Tue | Aug 21, 2018

T&T compensates Eastern Caribbean for CLICO collapse

Published:Wednesday | September 24, 2014 | 12:00 AM
Clico Corporate Centre in Port of Spain, Trinidad.

Finance Minister Larry Howai says Trinidad will sell the financially troubled Colonial Life Insurance Co Limited (CLICO), whose collapse in 2009 sent ripples throughout the Caribbean, only if the price is right.

Howai, speaking at the meeting of the Standing Finance Committee of the House of Representatives, also said the government would be paying out TT$258 million before yearend to several Eastern Caribbean countries for managing the costs involved in the CLICO fallout. He said the payment to the Organisation of Eastern Caribbean States was a grant, not a loan.

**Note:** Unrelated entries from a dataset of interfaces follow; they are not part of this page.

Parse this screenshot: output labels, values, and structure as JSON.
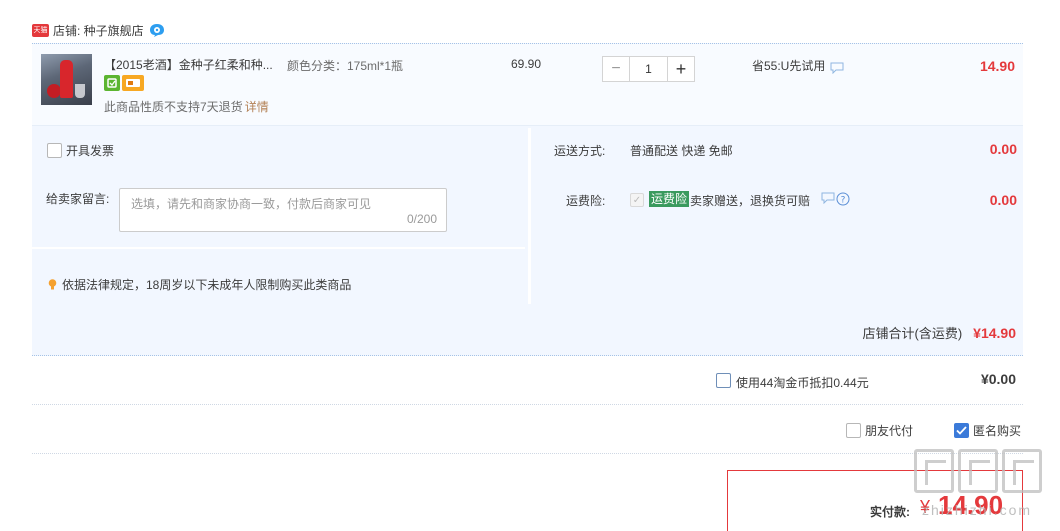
{
  "shop": {
    "label": "店铺: 种子旗舰店",
    "badge_text": "天猫",
    "brand_color": "#e4393c"
  },
  "item": {
    "title": "【2015老酒】金种子红柔和种...",
    "sku": "颜色分类：175ml*1瓶",
    "unit_price": "69.90",
    "quantity": "1",
    "qty_minus": "−",
    "qty_plus": "+",
    "discount": "省55:U先试用",
    "total": "14.90",
    "return_note": "此商品性质不支持7天退货",
    "detail_link": "详情"
  },
  "options": {
    "invoice_label": "开具发票",
    "message_label": "给卖家留言:",
    "message_placeholder": "选填，请先和商家协商一致，付款后商家可见",
    "message_counter": "0/200",
    "law_note": "依据法律规定，18周岁以下未成年人限制购买此类商品"
  },
  "shipping": {
    "label": "运送方式:",
    "value": "普通配送 快递 免邮",
    "fee": "0.00",
    "insurance_label": "运费险:",
    "insurance_badge": "运费险",
    "insurance_text": "卖家赠送，退换货可赔",
    "insurance_fee": "0.00"
  },
  "subtotal": {
    "label": "店铺合计(含运费)",
    "amount": "¥14.90"
  },
  "coins": {
    "label": "使用44淘金币抵扣0.44元",
    "amount": "¥0.00",
    "checked": false
  },
  "payment": {
    "friend_label": "朋友代付",
    "anonymous_label": "匿名购买",
    "anonymous_checked": true,
    "actual_label": "实付款:",
    "currency": "¥",
    "amount": "14.90"
  },
  "watermark": {
    "text": "zhizhizhi.com",
    "logo_icons": [
      "zhi-glyph-icon",
      "zhi-glyph-icon",
      "zhi-glyph-icon"
    ]
  }
}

The Standing Finance Committee is discussing the TT$9.4-billion national budget approved by Parliament earlier this month.

Howai said the government made no provisions for Atrius in 2015, the company being established to take over the assets of the regional insurance company, because it was no longer pursuing that option.


"We expect that we would be disposing of the portfolio by way of a portfolio sale," Howai said.

The pending sale was first disclosed in May by the central bank.

Opposition legislator Colm Imbert sought to determine why the government would have had to invest TT$1.5 billion more to purchase the assets of CLICO and to capitalise the company under the new insurance regime. He also wanted to know whether the government was moving to wind up the company.

"Yes ... the intention is to sell. It depends on whether we get the price that we are looking for. If we do not get the price we are looking for ... then it would have to continue to operate under Section 44," Howai said, adding that the government was in the process of getting the valuations done and was also hiring an investment bank as adviser.

Asked by Opposition Leader Dr Keith Rowley whether there were any assets of CLICO in the Eastern Caribbean countries which could be taken over, Howai said attempts were made to realise the assets of CLICO, but that very few of those assets were domiciled in the Eastern Caribbean states.

"So the net effect of what could have been realised would have been very minimal," he said, adding that government did not ask for any additional assets to be assigned to Trinidad and Tobago.

The finance minister said that there had been constraints on the Trinidad and Tobago banks owning or acquiring banks in the OECS, but as a condition of disbursement of the TT$258 million, the Trinidad government asked those countries to remove the restrictions and put mechanisms in place to strengthen their regulatory environment so there is no repeat of the CLICO debacle.